AHPA said it has received numerous enquiries as to whether Judge Tena Campbell's ruling clears the way for the reintroduction of ephedra. But after convening its executive committee this week, the association adopted the position that companies should not jump the gun by reintroducing their products before the FDA has declared what it plans to do next.
On April 13 Judge Campbell ordered that the FDA must carry out a dose-dependent toxicology study and impose a ban on the herbal's use only at and above the level at which it is found to produce toxicity.
She also enjoined the government agency from taking any enforcement action to block Nutraceutical from selling supplements containing 10mg or less of ephedrine alkaloids per daily dose.
Jonathan Emord, council for Nutraceutical Corporation, which brought the case against the FDA, told NutraIngredients-USA that the FDA has two options: to accept the judgment and carry out testing to determine the precise dose at which ephedrine alkaloids produce toxicity and impose a ban above that level; or exercise its right to appeal to the Court of Appeal for the Tenth Circuit.
But the FDA has said nothing more than that it interprets the ruling to mean that the ban remains in effect as to higher dosages of these ephedrine-containing products.
"FDA is considering all of its options with respect to next steps," said a spokesperson.
The ruling has stirred up renewed discussion over the herbal, which was banned last April. The opinion from some quarters is that the ruling constitutes an overturn of the FDA's ban.
At the time of the ruling Emord told NutraIngredients-USA.com: "At the moment there is no question that the ban is overturned."
AHPA's point of view has also been echoed by the Council for Responsible Nutrition, which issued a statement saying: "This ruling applies only to a very specific segment of the ephedra dietary supplement market and should not be misinterpreted as a complete overturn of the ephedra ban."
AHPA has also expressed doubt as to the efficacy of ephedra as a weight loss ingredient, its main use prior to the ban.
"AHPA is not aware of any information that would substantiate a claim for weight loss for ephedrine alkaloids alone in amounts less than 10 milligrams per day," it said.
The association also notes that it has always interpreted the wording of the FDA's final ruling on ephedra to exclude botanical sources of ephedrine alkaloids in traditional Asian medicine.
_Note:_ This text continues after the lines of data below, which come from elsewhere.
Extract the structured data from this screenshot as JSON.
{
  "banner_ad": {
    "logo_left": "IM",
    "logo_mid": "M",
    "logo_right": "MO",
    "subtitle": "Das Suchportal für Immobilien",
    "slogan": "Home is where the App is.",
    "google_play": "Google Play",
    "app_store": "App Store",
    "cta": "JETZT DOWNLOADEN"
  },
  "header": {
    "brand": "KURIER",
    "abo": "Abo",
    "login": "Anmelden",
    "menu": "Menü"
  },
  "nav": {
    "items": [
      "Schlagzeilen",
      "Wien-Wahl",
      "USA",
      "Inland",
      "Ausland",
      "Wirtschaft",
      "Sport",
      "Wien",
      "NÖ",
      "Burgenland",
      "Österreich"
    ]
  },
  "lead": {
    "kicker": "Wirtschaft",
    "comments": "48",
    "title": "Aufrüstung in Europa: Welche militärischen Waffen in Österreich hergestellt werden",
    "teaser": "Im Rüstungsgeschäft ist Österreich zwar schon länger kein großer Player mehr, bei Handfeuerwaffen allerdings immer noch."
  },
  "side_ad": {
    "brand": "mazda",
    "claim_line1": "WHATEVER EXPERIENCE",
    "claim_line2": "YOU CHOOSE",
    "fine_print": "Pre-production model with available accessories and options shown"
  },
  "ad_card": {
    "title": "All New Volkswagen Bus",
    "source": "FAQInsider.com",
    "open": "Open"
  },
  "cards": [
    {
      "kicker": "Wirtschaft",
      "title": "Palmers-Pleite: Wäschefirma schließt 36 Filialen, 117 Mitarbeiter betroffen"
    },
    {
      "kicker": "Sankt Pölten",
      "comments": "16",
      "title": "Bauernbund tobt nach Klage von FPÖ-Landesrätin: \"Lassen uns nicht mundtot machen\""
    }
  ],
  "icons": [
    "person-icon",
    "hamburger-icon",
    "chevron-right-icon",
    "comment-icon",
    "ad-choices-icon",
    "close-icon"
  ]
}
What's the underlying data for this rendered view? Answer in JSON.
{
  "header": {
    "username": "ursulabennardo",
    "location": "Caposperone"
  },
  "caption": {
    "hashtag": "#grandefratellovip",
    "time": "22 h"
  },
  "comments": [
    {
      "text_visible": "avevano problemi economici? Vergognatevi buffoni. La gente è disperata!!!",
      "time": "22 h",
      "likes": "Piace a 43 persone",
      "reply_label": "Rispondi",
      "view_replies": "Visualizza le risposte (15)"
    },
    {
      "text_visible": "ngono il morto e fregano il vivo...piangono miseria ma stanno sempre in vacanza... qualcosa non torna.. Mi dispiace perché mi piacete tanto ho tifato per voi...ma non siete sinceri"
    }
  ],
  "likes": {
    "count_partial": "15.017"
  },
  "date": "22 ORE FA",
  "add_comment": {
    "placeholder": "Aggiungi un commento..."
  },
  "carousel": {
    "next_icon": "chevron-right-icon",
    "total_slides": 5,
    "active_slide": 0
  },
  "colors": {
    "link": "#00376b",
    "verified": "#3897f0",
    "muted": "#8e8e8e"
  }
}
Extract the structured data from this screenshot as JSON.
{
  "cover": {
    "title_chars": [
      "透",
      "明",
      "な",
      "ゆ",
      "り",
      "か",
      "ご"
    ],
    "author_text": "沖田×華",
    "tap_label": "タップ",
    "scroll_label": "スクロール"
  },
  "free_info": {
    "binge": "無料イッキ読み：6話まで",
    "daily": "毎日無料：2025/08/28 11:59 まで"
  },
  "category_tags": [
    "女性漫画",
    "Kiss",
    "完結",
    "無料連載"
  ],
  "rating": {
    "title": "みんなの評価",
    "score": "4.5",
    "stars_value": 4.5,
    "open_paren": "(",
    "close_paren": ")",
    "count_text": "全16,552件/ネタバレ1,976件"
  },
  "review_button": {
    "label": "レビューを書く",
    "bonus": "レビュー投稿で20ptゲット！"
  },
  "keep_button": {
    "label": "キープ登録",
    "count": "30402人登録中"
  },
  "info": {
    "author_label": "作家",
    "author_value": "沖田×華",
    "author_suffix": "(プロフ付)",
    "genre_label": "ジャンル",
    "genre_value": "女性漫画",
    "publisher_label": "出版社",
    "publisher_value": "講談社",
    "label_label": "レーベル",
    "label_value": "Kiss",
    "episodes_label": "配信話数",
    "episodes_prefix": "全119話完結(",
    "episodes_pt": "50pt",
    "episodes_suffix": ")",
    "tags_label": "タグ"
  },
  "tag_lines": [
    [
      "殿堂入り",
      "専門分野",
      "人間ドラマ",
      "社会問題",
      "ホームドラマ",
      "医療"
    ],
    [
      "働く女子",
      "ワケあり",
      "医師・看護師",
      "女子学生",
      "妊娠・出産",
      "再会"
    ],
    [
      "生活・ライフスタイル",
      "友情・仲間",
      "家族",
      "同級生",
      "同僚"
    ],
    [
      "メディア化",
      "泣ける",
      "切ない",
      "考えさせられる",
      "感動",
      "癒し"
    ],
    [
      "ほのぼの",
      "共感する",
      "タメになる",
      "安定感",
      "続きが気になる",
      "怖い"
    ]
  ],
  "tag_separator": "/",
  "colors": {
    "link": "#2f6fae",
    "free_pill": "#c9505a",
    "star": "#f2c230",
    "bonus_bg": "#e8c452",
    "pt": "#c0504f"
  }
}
It surmises, therefore, that the court's decision has no direct impact on such goods.